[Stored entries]

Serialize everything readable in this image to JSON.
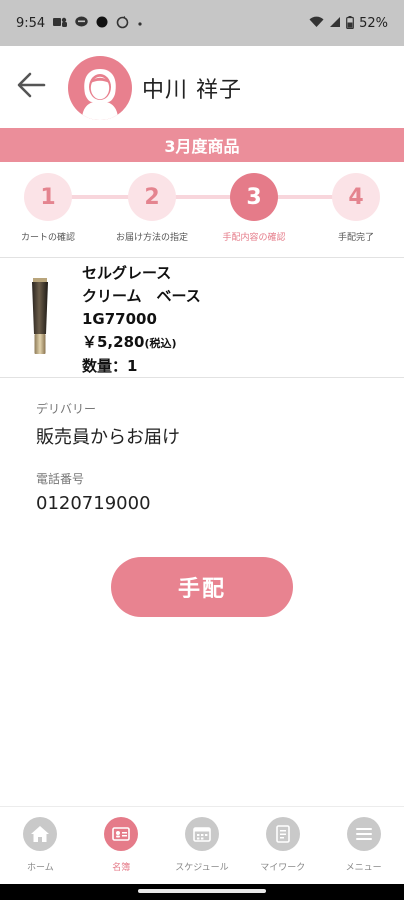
{
  "status_bar": {
    "time": "9:54",
    "battery": "52%"
  },
  "header": {
    "user_name": "中川 祥子"
  },
  "banner": {
    "title": "3月度商品"
  },
  "stepper": {
    "steps": [
      {
        "number": "1",
        "label": "カートの確認"
      },
      {
        "number": "2",
        "label": "お届け方法の指定"
      },
      {
        "number": "3",
        "label": "手配内容の確認"
      },
      {
        "number": "4",
        "label": "手配完了"
      }
    ],
    "active_step": 3
  },
  "product": {
    "name_line1": "セルグレース",
    "name_line2": "クリーム　ベース",
    "code": "1G77000",
    "price": "￥5,280",
    "tax_note": "(税込)",
    "quantity": "数量：1"
  },
  "delivery": {
    "label": "デリバリー",
    "value": "販売員からお届け"
  },
  "phone": {
    "label": "電話番号",
    "value": "0120719000"
  },
  "order_button": {
    "label": "手配"
  },
  "bottom_nav": {
    "items": [
      {
        "label": "ホーム",
        "icon": "home-icon"
      },
      {
        "label": "名簿",
        "icon": "contact-card-icon"
      },
      {
        "label": "スケジュール",
        "icon": "calendar-icon"
      },
      {
        "label": "マイワーク",
        "icon": "mywork-icon"
      },
      {
        "label": "メニュー",
        "icon": "menu-icon"
      }
    ],
    "active_index": 1
  },
  "colors": {
    "accent": "#e57b89",
    "banner": "#eb8e9a",
    "step_inactive": "#fbe3e7",
    "status_bar": "#c6c6c6"
  }
}
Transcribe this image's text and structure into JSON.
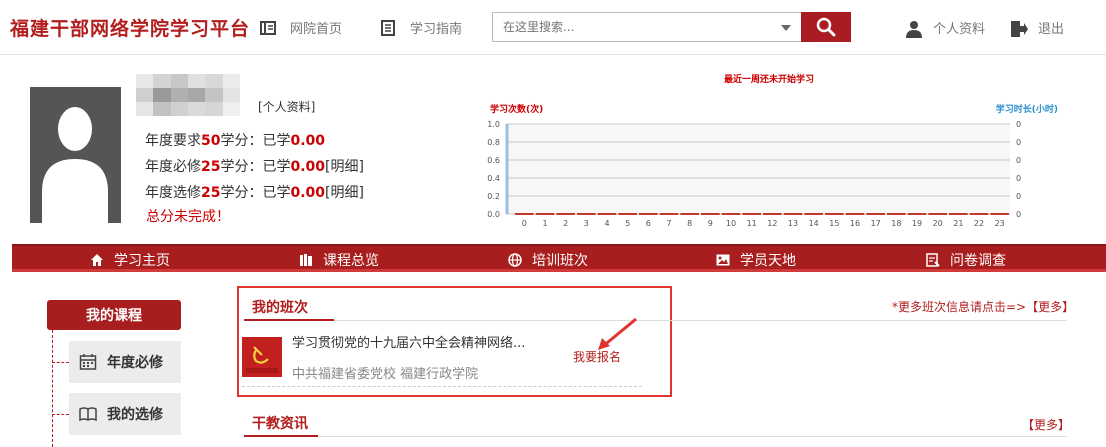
{
  "header": {
    "site_title": "福建干部网络学院学习平台",
    "nav": [
      {
        "label": "网院首页",
        "icon": "book-icon"
      },
      {
        "label": "学习指南",
        "icon": "guide-icon"
      }
    ],
    "search": {
      "placeholder": "在这里搜索...",
      "value": ""
    },
    "profile_label": "个人资料",
    "logout_label": "退出"
  },
  "profile": {
    "profile_link": "[个人资料]",
    "annual_required_prefix": "年度要求",
    "annual_required_value": "50",
    "annual_required_mid": "学分：已学",
    "annual_required_done": "0.00",
    "compulsory_prefix": "年度必修",
    "compulsory_value": "25",
    "compulsory_mid": "学分：已学",
    "compulsory_done": "0.00",
    "compulsory_detail": "[明细]",
    "elective_prefix": "年度选修",
    "elective_value": "25",
    "elective_mid": "学分：已学",
    "elective_done": "0.00",
    "elective_detail": "[明细]",
    "warning": "总分未完成！"
  },
  "chart_data": {
    "type": "bar",
    "title": "最近一周还未开始学习",
    "ylabel_left": "学习次数(次)",
    "ylabel_right": "学习时长(小时)",
    "categories": [
      "0",
      "1",
      "2",
      "3",
      "4",
      "5",
      "6",
      "7",
      "8",
      "9",
      "10",
      "11",
      "12",
      "13",
      "14",
      "15",
      "16",
      "17",
      "18",
      "19",
      "20",
      "21",
      "22",
      "23"
    ],
    "series": [
      {
        "values": [
          0,
          0,
          0,
          0,
          0,
          0,
          0,
          0,
          0,
          0,
          0,
          0,
          0,
          0,
          0,
          0,
          0,
          0,
          0,
          0,
          0,
          0,
          0,
          0
        ],
        "color": "#c0392b"
      }
    ],
    "y_left_ticks": [
      "1.0",
      "0.8",
      "0.6",
      "0.4",
      "0.2",
      "0.0"
    ],
    "y_right_ticks": [
      "0",
      "0",
      "0",
      "0",
      "0",
      "0"
    ],
    "ylim": [
      0,
      1
    ],
    "grid": true
  },
  "menu": [
    {
      "label": "学习主页",
      "icon": "home-icon"
    },
    {
      "label": "课程总览",
      "icon": "books-icon"
    },
    {
      "label": "培训班次",
      "icon": "globe-icon"
    },
    {
      "label": "学员天地",
      "icon": "photo-icon"
    },
    {
      "label": "问卷调查",
      "icon": "survey-icon"
    }
  ],
  "sidebar": {
    "title": "我的课程",
    "items": [
      {
        "label": "年度必修",
        "icon": "calendar-icon"
      },
      {
        "label": "我的选修",
        "icon": "open-book-icon"
      }
    ]
  },
  "my_class": {
    "title": "我的班次",
    "more_hint": "*更多班次信息请点击=>【更多】",
    "course_title": "学习贯彻党的十九届六中全会精神网络...",
    "course_org": "中共福建省委党校 福建行政学院",
    "enroll_label": "我要报名"
  },
  "news": {
    "title": "干教资讯",
    "more": "【更多】"
  },
  "colors": {
    "brand": "#a81e1e",
    "accent_red": "#c00"
  }
}
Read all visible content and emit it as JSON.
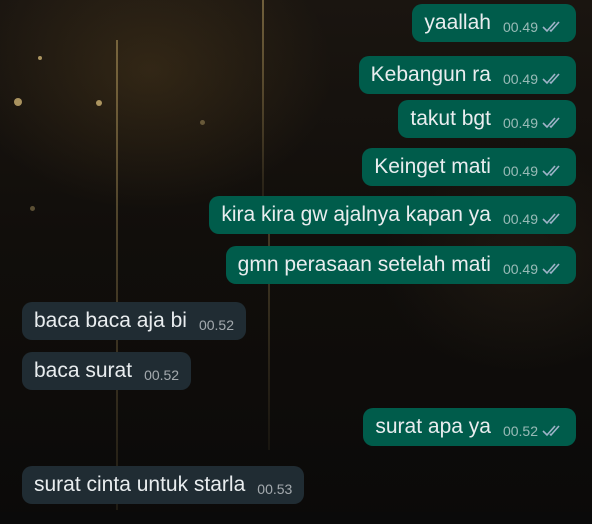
{
  "messages": [
    {
      "text": "yaallah",
      "time": "00.49",
      "direction": "out",
      "status_icon": "double-check-icon"
    },
    {
      "text": "Kebangun ra",
      "time": "00.49",
      "direction": "out",
      "status_icon": "double-check-icon"
    },
    {
      "text": "takut bgt",
      "time": "00.49",
      "direction": "out",
      "status_icon": "double-check-icon"
    },
    {
      "text": "Keinget mati",
      "time": "00.49",
      "direction": "out",
      "status_icon": "double-check-icon"
    },
    {
      "text": "kira kira gw ajalnya kapan ya",
      "time": "00.49",
      "direction": "out",
      "status_icon": "double-check-icon"
    },
    {
      "text": "gmn perasaan setelah mati",
      "time": "00.49",
      "direction": "out",
      "status_icon": "double-check-icon"
    },
    {
      "text": "baca baca aja bi",
      "time": "00.52",
      "direction": "in"
    },
    {
      "text": "baca surat",
      "time": "00.52",
      "direction": "in"
    },
    {
      "text": "surat apa ya",
      "time": "00.52",
      "direction": "out",
      "status_icon": "double-check-icon"
    },
    {
      "text": "surat cinta untuk starla",
      "time": "00.53",
      "direction": "in"
    }
  ],
  "colors": {
    "outgoing_bubble": "#005c4b",
    "incoming_bubble": "#202c33",
    "tick": "#9fb3c8"
  }
}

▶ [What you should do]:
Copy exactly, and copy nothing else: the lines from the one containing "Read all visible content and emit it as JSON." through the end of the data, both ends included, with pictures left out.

▶ [Answer section]:
Read all visible content and emit it as JSON.
{
  "messages": [
    {
      "text": "yaallah",
      "time": "00.49",
      "direction": "out",
      "status_icon": "double-check-icon"
    },
    {
      "text": "Kebangun ra",
      "time": "00.49",
      "direction": "out",
      "status_icon": "double-check-icon"
    },
    {
      "text": "takut bgt",
      "time": "00.49",
      "direction": "out",
      "status_icon": "double-check-icon"
    },
    {
      "text": "Keinget mati",
      "time": "00.49",
      "direction": "out",
      "status_icon": "double-check-icon"
    },
    {
      "text": "kira kira gw ajalnya kapan ya",
      "time": "00.49",
      "direction": "out",
      "status_icon": "double-check-icon"
    },
    {
      "text": "gmn perasaan setelah mati",
      "time": "00.49",
      "direction": "out",
      "status_icon": "double-check-icon"
    },
    {
      "text": "baca baca aja bi",
      "time": "00.52",
      "direction": "in"
    },
    {
      "text": "baca surat",
      "time": "00.52",
      "direction": "in"
    },
    {
      "text": "surat apa ya",
      "time": "00.52",
      "direction": "out",
      "status_icon": "double-check-icon"
    },
    {
      "text": "surat cinta untuk starla",
      "time": "00.53",
      "direction": "in"
    }
  ],
  "colors": {
    "outgoing_bubble": "#005c4b",
    "incoming_bubble": "#202c33",
    "tick": "#9fb3c8"
  }
}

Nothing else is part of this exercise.